'The flood's at my floor': Rurals sitting on own islands
AS IF having his Baffle Creek home flooded by rainwater wasn't stressful enough, an elderly resident and his mate became bogged while trying to escape to higher ground.
This week's floods have affected towns throughout the region, with some areas left completely isolated and cut off from the rest of Gladstone.
Clive Poole, 78, is one of those most affected by what the Bureau of Meteorology has said is a one-in-50-year weather event.
The Baffle Creek resident said he spent all day yesterday going through his house, moving his belongings.
"There's another house at the top of the hill I'll go and take it all to ... because in an hour it's going to be through my house," Mr Poole said.
Before becoming completely bogged, Mr Poole said the trips he'd made back and forth to his mate's car became more treacherous, with each load of belongings he carried to and fro.
"It was up to my thighs when I went out to the car just now," he said.
While Mr Poole confirmed his friends and neighbours were safe and sound, he said some people would not have been so lucky.
"The ones whose homes aren't high up are all getting flooded like me," he said.
"The floods are at my floors as we speak."
But this week's extreme weather is not the first time flash flooding has personally affected Mr Poole.
"Last time it went right over my house," he said.
"I'm praying with all my heart it won't be like that again."
A friend and fellow Baffle Creek resident said she met Mr Poole in 2013, when she spotted him cleaning up and helping flood victims.
"He lost everything back then ... and he was also flooded earlier in 2010," Kathy Robertson-Cipak said.
Gladstone Region Mayor Matt Burnett said the biggest concern he held was for residents in the Baffle Creek and Lowmead areas.
"Earlier this week we put the Local Disaster Management Group on alert," Cr Burnett said.
"The manager of disaster co-ordination is looking into (activating) that at the moment.
"If you're in Boyne Valley, you need to be prepared, and maybe come into the city and make sure you have the supplies you need if you're cut off."
Working to protect the flood victims as best they can, volunteers of Gladstone Region's State Emergency Services have been at the ready all week.
"Baffle Creek is completely isolated, Rosedale is cut off, so are Agnes, Turkey Beach, and several others," local controller for Gladstone Region Doug Savage said.
"Everyone is just sitting on their own island now.
"But we have plans in place if areas go under."
While no official evacuations have taken place, several Lowmead residents chose to relocate yesterday due to high levels of flooding along Lowmead Rd.
"The local pub relocated its freezers and fridges to the rural fire shed," a Gladstone local disaster spokesman said.
"The rural fire shed and church are available to anyone who wants to relocate."
QFES acting inspector Noel King urged those affected to take up the Lowmead Fire Brigade's offer, reminding people to be safe.
"If it's flooded, forget it," he added.
"But if you think that you need to relocate to the rural fire shed, please do so."
Adding to the chaos, roads throughout the region became inundated with floodwaters and caused road blocks in several towns including Calliope, Captain Creek, Miriam Vale, Boyne Valley and Lowmead.
Awoonga Dam was also over-run and spilled early yesterday morning.
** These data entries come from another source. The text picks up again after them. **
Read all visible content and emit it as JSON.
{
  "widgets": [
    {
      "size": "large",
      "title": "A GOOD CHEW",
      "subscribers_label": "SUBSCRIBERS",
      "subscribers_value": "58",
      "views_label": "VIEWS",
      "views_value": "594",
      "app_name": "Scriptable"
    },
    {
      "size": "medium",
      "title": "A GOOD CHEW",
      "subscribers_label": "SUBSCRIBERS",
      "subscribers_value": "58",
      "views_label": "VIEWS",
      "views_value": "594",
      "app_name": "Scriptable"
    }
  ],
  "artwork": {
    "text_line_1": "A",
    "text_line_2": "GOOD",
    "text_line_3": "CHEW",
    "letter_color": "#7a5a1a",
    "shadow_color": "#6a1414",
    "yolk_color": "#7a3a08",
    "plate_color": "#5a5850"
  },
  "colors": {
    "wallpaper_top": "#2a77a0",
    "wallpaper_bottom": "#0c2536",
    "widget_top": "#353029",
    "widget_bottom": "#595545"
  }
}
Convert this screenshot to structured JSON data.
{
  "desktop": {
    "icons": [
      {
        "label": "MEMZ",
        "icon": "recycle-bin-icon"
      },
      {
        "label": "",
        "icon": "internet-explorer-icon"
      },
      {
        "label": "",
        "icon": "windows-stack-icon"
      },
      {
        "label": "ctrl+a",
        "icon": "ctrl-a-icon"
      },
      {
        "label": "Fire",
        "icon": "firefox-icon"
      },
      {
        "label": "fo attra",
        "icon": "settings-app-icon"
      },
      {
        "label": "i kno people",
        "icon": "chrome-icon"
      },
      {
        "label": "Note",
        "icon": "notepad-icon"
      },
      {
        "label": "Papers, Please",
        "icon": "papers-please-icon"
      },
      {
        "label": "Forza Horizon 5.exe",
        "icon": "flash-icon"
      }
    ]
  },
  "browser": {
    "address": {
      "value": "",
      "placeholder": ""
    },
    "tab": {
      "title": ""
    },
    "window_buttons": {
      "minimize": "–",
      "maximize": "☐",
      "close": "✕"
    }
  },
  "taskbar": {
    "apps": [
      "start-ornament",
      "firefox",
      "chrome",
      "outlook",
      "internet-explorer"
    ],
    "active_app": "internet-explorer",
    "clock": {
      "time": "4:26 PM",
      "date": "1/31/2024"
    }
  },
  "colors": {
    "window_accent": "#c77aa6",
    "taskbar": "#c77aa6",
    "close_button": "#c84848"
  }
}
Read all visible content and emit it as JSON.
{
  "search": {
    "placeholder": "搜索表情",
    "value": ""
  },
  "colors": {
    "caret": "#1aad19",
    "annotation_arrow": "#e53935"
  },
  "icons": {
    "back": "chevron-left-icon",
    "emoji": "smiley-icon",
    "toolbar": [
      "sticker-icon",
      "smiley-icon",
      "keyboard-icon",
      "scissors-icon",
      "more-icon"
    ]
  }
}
The 40.4m level the dam hit about 7am yesterday was not even where it was set to peak, with the Gladstone Area Water Board predicting it to rise at least another metre by the end of yesterday.
"We're just going to have to wait and see how bad it gets," Mr Poole said.
Proving Baffle locals were made of tough stuff though, Mr Poole said he was "just glad we had a winch when we got bogged. Or things would be really bad."